Note that these are just assumption based on observation.
To add to the other answers:
Good design can be born in many ways. Either by creation, but also by trial and error (or a mix of both). With airports people just realized that this setting works.
Note that this setting (2 floors) is typical in large airports. A good reason for having 2 floors is because it saves horizontal space and that is precious for airplane parking. Many small airports only have one floor because they have little traffic and enough space to keep everything at the same level (stairs, elevators, etc all occupy space and cost money).
Once you have the need for 2 floors you start thinking what to do with them. Since we have 2 types of airport users (arriving and departing) it's natural to keep each group together, at the same level. You could split the building differently, but using one floor for each group is, in principle, more rational.
Also we can easily assume, as others suggested, that airports worry more with departing passengers than arriving ones. Not that arrivals are not important but they stay less time and require less space. The comfort on departures is probably an important factor in an airport and it's where the airport can make extra money.
With this setting you can occupy part of the space in ground floor with technical areas, car parking, luggage handling and also arrivals. It;s also easier for employes working on the field to enter leave the building. And you might want to have those technical areas not only at ground level but also underground. This way you keep them adjacent.Having departures in the first floor allows not only for larger areas but also for natural light, either by using large windows or sky lights. Natural light and the sense of depth through the windows is a factor of comfort.
Probably as a consequence airport designers also realized that having the departures above puts passengers approximately at the airplane level and therefore jet bridges were born. I think they were born as a consequence but it's now a reason to support keeping the same design. It's also more comfortable to the departing passengers to just walk in to the airplane.

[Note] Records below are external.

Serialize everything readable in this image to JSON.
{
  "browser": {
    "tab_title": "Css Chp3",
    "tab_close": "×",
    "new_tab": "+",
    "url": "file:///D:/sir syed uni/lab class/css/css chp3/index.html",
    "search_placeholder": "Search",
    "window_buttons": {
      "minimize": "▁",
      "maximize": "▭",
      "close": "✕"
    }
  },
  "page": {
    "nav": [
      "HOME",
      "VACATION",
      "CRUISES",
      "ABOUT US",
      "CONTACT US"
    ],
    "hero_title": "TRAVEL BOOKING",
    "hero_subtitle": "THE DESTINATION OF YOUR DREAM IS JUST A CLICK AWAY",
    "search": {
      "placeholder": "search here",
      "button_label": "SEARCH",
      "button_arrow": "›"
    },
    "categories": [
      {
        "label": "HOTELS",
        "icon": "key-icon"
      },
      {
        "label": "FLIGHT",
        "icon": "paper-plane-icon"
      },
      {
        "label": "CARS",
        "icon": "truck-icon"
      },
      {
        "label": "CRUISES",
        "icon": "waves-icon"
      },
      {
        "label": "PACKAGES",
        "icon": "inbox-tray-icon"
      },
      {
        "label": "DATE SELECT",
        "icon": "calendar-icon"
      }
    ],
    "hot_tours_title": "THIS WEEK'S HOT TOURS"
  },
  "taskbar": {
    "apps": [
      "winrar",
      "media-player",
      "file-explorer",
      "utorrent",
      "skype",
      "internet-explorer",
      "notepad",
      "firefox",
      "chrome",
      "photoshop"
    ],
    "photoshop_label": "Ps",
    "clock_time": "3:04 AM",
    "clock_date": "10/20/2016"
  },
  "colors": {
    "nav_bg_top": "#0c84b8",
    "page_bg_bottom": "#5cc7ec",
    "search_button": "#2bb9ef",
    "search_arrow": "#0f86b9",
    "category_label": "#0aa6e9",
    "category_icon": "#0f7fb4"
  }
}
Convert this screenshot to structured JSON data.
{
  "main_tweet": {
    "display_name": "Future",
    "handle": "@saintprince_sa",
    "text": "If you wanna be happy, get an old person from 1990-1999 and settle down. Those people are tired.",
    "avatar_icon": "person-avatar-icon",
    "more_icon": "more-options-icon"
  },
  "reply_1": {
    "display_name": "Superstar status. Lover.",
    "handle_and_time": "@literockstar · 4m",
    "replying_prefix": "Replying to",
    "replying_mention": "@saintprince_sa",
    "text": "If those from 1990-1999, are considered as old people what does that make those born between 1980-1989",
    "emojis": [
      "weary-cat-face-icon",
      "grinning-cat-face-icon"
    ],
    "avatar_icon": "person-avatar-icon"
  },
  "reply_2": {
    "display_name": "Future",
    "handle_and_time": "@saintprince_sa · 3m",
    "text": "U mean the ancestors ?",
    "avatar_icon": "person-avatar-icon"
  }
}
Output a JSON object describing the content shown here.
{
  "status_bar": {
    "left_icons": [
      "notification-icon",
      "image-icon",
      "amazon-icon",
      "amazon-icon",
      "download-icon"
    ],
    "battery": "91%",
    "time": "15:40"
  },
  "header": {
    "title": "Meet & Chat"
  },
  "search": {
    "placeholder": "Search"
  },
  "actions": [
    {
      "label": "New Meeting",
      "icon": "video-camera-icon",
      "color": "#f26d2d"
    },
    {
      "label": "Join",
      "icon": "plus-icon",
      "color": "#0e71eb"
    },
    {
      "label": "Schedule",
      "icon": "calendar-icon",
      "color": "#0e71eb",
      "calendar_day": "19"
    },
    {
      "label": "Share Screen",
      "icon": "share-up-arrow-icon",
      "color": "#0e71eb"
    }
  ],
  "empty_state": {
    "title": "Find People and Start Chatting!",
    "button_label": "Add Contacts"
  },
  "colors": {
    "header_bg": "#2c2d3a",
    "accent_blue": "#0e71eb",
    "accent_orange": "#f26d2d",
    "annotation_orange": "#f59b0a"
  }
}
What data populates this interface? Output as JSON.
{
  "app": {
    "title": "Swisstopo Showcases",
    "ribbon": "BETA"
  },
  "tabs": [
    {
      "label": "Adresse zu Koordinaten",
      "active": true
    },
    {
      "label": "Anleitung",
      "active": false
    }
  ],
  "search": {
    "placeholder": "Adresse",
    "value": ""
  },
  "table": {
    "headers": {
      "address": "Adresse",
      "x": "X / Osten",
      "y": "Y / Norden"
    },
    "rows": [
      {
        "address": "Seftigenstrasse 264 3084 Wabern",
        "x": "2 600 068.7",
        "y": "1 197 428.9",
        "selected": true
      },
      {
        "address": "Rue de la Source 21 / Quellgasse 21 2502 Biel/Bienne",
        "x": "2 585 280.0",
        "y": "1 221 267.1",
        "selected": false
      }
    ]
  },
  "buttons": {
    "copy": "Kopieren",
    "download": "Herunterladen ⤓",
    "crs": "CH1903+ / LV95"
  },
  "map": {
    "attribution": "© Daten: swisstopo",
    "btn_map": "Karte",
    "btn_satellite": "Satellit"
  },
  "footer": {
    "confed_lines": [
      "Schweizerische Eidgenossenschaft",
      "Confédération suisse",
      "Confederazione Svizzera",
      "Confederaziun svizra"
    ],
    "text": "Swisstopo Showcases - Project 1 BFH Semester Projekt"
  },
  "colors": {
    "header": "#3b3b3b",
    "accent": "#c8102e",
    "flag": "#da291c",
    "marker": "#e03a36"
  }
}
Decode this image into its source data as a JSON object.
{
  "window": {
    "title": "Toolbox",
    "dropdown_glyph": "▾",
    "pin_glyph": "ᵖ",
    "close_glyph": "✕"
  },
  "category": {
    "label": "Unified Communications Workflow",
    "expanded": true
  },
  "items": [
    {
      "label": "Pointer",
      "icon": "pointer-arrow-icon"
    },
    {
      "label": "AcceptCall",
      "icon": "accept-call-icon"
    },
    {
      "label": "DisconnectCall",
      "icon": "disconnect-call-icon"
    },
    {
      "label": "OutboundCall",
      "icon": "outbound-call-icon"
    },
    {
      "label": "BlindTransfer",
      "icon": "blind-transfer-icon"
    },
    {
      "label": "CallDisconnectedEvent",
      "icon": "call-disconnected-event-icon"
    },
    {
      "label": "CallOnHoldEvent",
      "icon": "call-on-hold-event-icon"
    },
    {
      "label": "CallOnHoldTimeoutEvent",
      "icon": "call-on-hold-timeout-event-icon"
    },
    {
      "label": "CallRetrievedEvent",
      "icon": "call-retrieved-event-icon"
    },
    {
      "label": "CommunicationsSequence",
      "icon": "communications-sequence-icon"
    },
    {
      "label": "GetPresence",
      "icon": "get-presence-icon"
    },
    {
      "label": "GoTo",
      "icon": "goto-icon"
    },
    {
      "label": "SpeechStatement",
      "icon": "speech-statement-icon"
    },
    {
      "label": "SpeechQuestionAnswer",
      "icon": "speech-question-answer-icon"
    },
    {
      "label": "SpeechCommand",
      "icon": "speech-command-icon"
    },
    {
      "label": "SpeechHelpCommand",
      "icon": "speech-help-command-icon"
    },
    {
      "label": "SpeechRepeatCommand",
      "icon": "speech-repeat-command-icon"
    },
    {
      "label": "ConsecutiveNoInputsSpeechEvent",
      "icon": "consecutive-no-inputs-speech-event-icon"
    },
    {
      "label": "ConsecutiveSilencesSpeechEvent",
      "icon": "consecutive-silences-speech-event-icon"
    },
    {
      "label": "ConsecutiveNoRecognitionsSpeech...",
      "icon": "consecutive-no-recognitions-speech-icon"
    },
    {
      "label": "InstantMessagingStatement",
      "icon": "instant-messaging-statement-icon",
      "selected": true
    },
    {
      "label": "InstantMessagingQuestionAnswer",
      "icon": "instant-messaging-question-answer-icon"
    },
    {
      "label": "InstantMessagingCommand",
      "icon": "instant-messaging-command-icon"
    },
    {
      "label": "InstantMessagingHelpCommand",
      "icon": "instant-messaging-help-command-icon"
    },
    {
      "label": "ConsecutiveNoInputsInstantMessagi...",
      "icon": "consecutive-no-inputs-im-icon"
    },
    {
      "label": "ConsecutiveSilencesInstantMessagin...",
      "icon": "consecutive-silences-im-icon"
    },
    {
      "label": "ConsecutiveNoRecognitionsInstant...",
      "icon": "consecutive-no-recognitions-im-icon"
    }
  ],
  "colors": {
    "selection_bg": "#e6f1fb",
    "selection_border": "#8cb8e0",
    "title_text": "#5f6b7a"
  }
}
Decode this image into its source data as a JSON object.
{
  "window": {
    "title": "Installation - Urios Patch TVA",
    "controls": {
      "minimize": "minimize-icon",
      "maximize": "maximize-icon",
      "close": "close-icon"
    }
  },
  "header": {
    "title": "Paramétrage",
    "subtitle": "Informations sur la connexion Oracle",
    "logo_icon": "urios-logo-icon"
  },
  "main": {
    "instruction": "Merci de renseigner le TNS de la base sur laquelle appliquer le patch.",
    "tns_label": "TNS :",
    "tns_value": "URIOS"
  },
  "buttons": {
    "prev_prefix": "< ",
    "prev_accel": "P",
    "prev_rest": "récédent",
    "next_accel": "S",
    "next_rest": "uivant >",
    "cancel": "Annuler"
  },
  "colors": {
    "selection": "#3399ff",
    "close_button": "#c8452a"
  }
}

Currently in most airports I know departing passengers cross with arriving ones in the commercial area. But I've seen a few older airports where this didn't happen. Arriving passengers would actually be dropped on the ground floor. This kind of setting makes it easier to route persons (to add signs, etc). Also, you require less space since people always follow the same route and arrivals don't cross with departures. I now see many airports that drop passengers exactly in the same floor as departures. Although airports still try to separate them early, by routing arrival passengers down this is probably a commercial decision since it might induce consumption in the shops. After all many people still have to wait a couple of minutes for their luggage. Better have them around the shops than looking at a luggage belt.